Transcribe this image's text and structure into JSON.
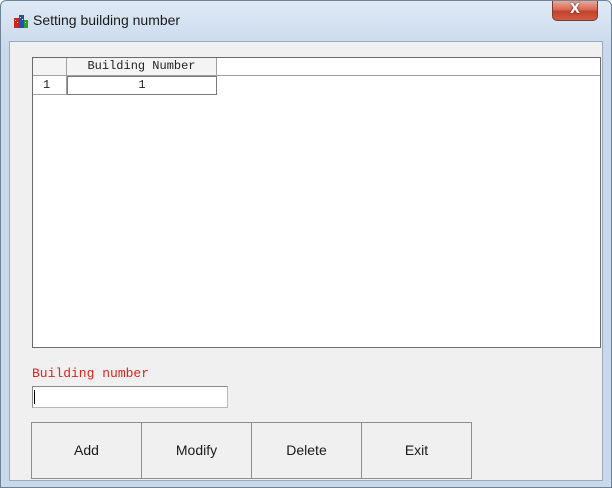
{
  "window": {
    "title": "Setting building number",
    "close_label": "X"
  },
  "grid": {
    "columns": [
      "Building Number"
    ],
    "rows": [
      {
        "index": "1",
        "building_number": "1"
      }
    ]
  },
  "form": {
    "building_number_label": "Building number",
    "building_number_value": ""
  },
  "buttons": {
    "add": "Add",
    "modify": "Modify",
    "delete": "Delete",
    "exit": "Exit"
  },
  "colors": {
    "label_accent": "#e0231b",
    "close_button": "#c3422a"
  },
  "icons": {
    "app": "building-icon",
    "close": "close-icon"
  }
}
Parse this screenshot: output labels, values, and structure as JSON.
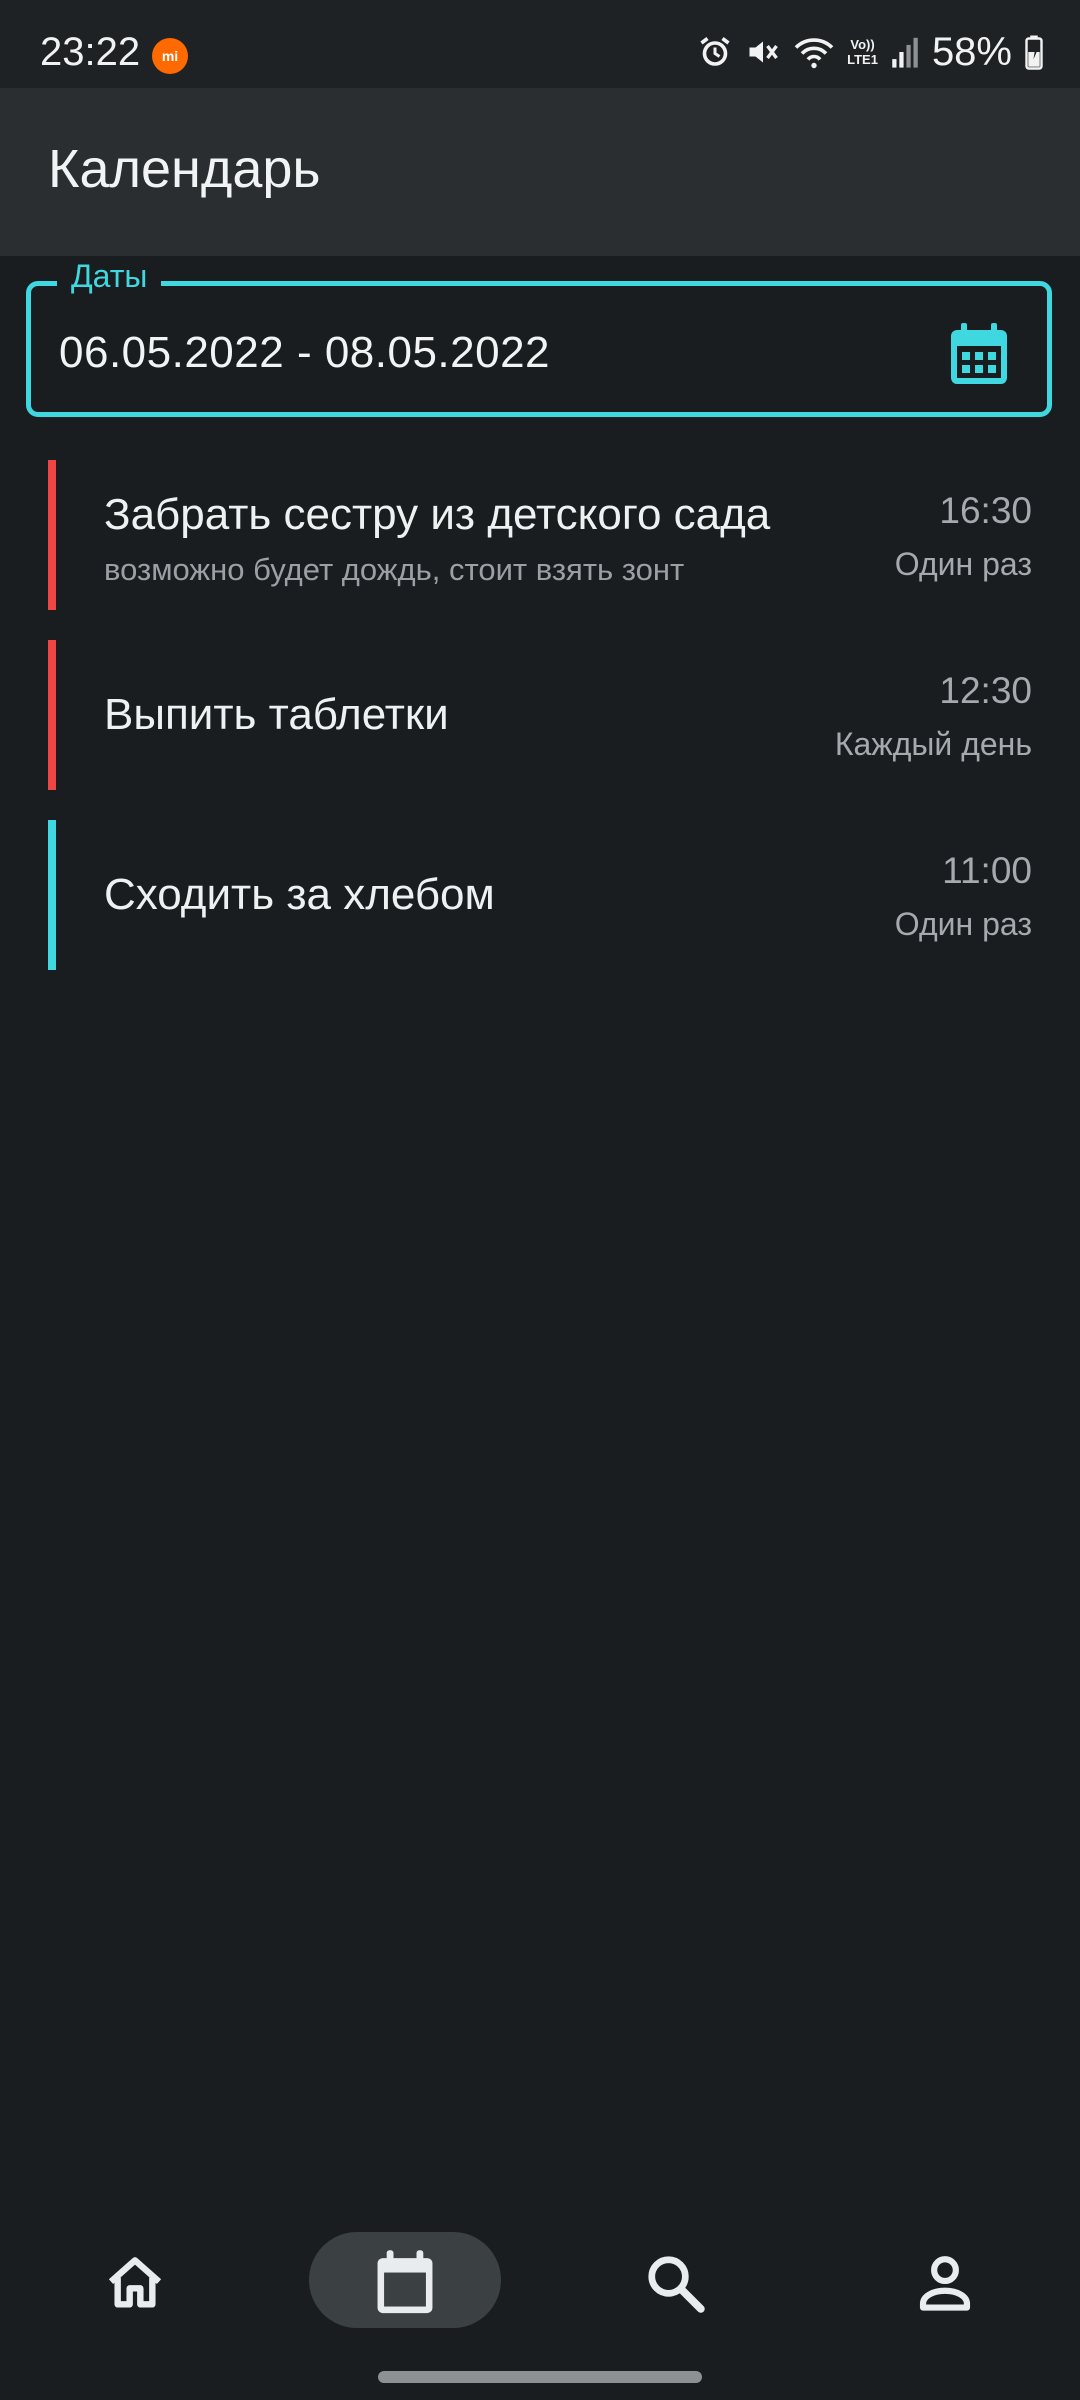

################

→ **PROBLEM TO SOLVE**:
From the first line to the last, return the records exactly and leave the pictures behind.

→ **ANSWER SECTION**:
Transcribe this image's text and structure into JSON.
{
  "window": {
    "title": "Setting building number",
    "close_label": "X"
  },
  "grid": {
    "columns": [
      "Building Number"
    ],
    "rows": [
      {
        "index": "1",
        "building_number": "1"
      }
    ]
  },
  "form": {
    "building_number_label": "Building number",
    "building_number_value": ""
  },
  "buttons": {
    "add": "Add",
    "modify": "Modify",
    "delete": "Delete",
    "exit": "Exit"
  },
  "colors": {
    "label_accent": "#e0231b",
    "close_button": "#c3422a"
  },
  "icons": {
    "app": "building-icon",
    "close": "close-icon"
  }
}
Parse this screenshot: output labels, values, and structure as JSON.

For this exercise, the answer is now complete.